The main findings of the research are:

  • The total area of vacant, fallow and virgin land granted by the State (as concession) to agri-business companies or individual, organization and military in Myanmar represents 3,968,314 acres.
  • The states with more concessions on VFV land are: 1) Kachin 2) Sagaing 3) Tanintharyi 4) Ayeyarwady and 5) Magway (see map attached)
  • Very large concessions (> 500 acres)  represent only 13.6% of the total number of concession, but account for 87% of the area  granted as concessions (3,968,314 acres)
  • Most concessions were allocated between 2006 and 2011. Concession granting ceased in 2012, and has since started again at a much lower rate – but is picking up again (34,270 acres granted in 2016)
  • The area effectively cultivated or planted only represents 15% of the total area allocated. Evidence shows that larger concessions have lower levels of development than smaller ones. This sheds serious doubt about the potential of large scale concessions to effectively contribute to agricultural development.
  • A large number of concessions have been granted on areas which were partly or totally occupied or claimed by local farmers and communities, under customary tenure arrangements, but who are not recognized by the State, resulting in a high number of conflicts and complaints about land grabbing.
  • The decision of the Parliamentary Investigation Commission on Land Confiscation (established in 2012) to release information about its work to the public was a promising step towards a more accountable relationship between the authority of the State and the people of Myanmar. Based on the four reports released to the public, the Parliamentary Commission has received and studied 866 cases for a total of 467,749 acres.
  • But a deeper look at the data contained in these four reports show that detailed information about land grabs by the military are absent. Also, the Commission seems to have primarily targeted urban areas and urbanisation projects. By contrasting the locations of land confiscation cases with those of agro-industrial concessions as of 2011, the research has revealed that the Commission has not tackled some very critical land confiscation issues driven by these concessions.

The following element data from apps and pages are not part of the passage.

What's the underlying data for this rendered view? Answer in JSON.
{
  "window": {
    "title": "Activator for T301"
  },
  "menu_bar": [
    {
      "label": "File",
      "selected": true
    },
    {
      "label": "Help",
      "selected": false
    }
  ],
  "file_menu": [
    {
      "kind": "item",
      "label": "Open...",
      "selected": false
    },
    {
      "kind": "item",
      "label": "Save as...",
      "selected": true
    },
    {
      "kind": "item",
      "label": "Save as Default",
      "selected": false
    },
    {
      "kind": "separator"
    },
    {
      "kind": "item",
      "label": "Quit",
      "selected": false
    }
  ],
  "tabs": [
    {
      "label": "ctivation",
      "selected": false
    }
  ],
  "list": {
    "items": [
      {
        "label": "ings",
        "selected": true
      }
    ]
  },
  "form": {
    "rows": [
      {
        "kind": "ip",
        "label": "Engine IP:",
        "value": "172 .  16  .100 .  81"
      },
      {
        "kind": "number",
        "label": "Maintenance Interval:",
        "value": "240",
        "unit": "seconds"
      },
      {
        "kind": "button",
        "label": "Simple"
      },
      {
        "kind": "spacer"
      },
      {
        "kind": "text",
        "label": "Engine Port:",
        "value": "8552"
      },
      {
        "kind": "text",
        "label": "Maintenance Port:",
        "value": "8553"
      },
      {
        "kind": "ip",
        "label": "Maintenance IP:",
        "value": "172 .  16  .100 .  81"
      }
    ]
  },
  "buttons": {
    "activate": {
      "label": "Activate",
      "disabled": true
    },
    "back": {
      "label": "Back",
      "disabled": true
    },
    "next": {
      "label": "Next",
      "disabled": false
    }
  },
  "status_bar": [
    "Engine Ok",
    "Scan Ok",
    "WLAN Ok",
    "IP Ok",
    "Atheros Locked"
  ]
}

For more details, please see the presentation to the parliamentary workshop “Agro-Business Large Scale Land Acquisition in Myanmar: current situation and ways forward” available at (http://mrlg.org/resources/agro-business-large-scale-land-acquisition-in-myanmar-current-situation-and-ways-forward/)

report “Transparency Under Scrutiny. Information Disclosure by the Parliamentary Land Investigation Commission in Myanmar “ available on MRLG website (http://mrlg.org/resources/information-disclosure-by-the-parliamentary-land-investigation-commission-in-myanmar/).

The Mekong Region Land Governance (MRLG) project is a project by the Swiss Agency for Development and Cooperation (SDC) in partnership with the German Federal Ministry for Economic Cooperation and Development (BMZ) through its principal implementation agency GIZ, and the Luxembourg Government Ministry of Foreign and European Affairs (MFEA).